“That’s a problem in this community and the community needs to know it,” Gray said. “We need everybody responding, not just the police. The person they were looking for could have drove up Martin Luther King right by the deputy, but the deputy didn’t know what they were looking for.”
Sheriff’s Office Deputy Chief Shane Daugherty responded that he has spoken with Annette Fells, manager of the E911 dispatchers, and told her to dispatch both city and county officers to every major crime event taking place in the city and the county.
“We have told her that we should be informed about any major crime in the city and the county. If there is an issue where the PD will not let us have the information, she needs to let us know,” Daugherty said. “These robberies that took place recently, we knew who it was, but we had no information passed to the sheriff’s office. There is definitely a communication issue that we need to fix.”
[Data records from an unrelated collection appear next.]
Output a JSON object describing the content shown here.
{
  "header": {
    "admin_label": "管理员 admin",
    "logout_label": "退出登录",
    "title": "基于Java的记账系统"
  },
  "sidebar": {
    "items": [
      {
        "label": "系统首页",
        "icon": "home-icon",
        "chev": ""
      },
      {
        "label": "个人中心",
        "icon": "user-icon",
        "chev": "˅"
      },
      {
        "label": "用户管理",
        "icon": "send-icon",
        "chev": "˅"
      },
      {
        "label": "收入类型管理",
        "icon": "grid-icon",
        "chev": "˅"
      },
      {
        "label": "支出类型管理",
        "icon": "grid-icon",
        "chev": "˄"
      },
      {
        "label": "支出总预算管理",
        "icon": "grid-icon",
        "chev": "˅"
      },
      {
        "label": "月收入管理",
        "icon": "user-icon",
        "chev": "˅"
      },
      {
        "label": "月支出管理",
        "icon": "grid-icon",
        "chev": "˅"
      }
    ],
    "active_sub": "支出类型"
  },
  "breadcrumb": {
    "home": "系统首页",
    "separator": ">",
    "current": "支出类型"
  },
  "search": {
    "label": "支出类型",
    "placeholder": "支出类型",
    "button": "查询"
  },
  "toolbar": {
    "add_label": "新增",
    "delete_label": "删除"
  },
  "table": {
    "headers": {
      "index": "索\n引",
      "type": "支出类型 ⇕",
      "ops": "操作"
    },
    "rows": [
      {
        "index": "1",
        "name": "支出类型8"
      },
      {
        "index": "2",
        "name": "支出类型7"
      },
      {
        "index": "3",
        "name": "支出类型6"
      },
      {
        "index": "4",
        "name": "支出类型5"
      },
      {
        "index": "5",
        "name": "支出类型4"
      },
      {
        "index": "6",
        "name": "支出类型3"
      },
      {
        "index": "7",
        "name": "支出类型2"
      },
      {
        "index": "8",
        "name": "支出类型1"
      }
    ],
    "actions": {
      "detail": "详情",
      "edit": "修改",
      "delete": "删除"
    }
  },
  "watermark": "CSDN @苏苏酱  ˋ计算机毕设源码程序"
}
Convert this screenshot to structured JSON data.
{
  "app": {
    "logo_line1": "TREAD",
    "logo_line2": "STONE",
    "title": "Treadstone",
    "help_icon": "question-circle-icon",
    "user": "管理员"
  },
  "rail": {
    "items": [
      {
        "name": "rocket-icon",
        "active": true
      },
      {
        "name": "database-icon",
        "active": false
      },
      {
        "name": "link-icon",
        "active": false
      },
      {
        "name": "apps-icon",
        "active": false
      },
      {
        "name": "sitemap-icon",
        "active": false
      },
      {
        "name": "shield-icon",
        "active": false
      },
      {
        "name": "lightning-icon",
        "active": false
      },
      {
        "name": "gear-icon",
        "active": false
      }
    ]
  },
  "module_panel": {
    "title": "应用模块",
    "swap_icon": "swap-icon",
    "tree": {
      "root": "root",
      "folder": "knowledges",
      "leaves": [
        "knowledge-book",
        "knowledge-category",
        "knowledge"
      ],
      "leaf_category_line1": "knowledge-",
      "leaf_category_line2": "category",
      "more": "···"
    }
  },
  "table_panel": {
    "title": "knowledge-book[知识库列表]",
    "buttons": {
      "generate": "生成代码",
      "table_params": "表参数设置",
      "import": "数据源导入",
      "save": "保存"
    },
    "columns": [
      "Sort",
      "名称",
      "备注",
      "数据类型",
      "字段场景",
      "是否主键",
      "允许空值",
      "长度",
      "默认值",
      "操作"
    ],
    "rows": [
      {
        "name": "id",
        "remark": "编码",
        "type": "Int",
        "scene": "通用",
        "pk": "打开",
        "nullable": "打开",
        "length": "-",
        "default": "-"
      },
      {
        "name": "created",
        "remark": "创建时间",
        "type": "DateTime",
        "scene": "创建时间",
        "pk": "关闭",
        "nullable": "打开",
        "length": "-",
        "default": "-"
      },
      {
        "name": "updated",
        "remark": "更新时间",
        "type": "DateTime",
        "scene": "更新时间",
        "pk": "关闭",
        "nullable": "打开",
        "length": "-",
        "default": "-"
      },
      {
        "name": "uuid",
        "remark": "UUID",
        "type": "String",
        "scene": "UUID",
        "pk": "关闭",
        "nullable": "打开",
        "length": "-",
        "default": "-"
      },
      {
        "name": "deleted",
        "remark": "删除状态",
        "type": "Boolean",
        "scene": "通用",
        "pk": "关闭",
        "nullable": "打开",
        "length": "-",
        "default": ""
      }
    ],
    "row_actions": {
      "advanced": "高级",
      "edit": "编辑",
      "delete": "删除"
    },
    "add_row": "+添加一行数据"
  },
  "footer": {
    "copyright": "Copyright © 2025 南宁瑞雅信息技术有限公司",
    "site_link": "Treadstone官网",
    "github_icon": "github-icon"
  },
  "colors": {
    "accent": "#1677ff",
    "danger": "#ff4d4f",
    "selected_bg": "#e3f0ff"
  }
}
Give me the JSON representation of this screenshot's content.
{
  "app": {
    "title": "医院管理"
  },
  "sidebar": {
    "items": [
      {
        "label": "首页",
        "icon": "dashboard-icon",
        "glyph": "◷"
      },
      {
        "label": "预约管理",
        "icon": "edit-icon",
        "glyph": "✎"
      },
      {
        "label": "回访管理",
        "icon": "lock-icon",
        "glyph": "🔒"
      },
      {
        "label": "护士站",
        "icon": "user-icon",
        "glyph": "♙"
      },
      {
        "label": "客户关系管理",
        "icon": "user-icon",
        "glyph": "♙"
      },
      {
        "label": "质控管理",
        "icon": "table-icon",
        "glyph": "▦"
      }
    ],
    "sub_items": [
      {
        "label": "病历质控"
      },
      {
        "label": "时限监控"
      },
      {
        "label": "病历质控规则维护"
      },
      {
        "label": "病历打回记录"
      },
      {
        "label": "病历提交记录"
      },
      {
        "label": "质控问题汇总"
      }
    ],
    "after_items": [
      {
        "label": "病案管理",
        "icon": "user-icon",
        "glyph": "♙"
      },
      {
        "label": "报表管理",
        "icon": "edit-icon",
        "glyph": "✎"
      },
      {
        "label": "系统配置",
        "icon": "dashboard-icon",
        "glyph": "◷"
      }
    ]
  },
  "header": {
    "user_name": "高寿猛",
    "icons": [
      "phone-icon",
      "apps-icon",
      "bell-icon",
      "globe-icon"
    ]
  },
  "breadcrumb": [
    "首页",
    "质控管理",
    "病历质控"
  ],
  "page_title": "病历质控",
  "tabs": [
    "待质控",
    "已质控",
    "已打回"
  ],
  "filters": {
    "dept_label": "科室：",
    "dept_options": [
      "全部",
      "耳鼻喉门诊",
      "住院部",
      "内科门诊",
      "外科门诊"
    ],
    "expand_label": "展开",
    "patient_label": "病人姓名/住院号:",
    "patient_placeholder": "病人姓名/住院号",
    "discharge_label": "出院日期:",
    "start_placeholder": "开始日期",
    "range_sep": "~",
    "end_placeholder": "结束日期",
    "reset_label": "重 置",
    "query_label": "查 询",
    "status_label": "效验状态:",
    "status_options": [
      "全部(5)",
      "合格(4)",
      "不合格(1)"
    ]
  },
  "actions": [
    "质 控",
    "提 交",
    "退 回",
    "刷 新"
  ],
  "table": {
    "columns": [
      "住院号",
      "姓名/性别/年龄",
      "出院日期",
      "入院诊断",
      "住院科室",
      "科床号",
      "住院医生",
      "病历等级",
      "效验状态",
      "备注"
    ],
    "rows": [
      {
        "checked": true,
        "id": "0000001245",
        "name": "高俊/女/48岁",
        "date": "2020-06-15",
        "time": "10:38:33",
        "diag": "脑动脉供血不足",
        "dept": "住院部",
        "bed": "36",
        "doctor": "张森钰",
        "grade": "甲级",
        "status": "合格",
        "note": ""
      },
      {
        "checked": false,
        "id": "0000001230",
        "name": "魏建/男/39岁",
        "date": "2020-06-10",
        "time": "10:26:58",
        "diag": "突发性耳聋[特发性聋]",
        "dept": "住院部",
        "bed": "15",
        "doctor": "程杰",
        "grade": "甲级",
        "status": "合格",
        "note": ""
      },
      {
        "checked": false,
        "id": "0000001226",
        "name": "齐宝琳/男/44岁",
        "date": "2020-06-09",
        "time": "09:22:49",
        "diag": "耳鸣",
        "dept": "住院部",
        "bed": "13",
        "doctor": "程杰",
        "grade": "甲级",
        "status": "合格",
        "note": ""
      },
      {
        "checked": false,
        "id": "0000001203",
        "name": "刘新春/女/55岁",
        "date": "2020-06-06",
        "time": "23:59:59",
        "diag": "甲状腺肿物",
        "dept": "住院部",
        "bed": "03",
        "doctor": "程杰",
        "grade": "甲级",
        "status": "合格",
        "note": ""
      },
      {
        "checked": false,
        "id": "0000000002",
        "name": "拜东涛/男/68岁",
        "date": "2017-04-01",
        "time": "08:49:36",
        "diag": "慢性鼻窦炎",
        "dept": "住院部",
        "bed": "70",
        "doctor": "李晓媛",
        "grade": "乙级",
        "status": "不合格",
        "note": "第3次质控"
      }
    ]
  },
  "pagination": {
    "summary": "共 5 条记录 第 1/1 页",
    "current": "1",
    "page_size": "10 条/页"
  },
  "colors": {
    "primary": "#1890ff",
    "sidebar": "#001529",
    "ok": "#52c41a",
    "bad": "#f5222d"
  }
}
Gray asked Board President Wes Middleton to convene a meeting with Natchez Mayor Dan Gibson, Natchez Police Chief Joseph Daughtry and himself and Patten in an attempt to come up with some kind of a solution to communication issues.
“I don’t have a problem with us switching our main channels,” Patten said. “But when they changed frequency, we lost their main channel. When you lock those frequencies, you can’t hear either one of them.
“I will say publicly, let’s swap channels so we can hear. They can have our main channel and we have their main channel. We just need to swap our main frequencies, and I’m open to that,” Patten said.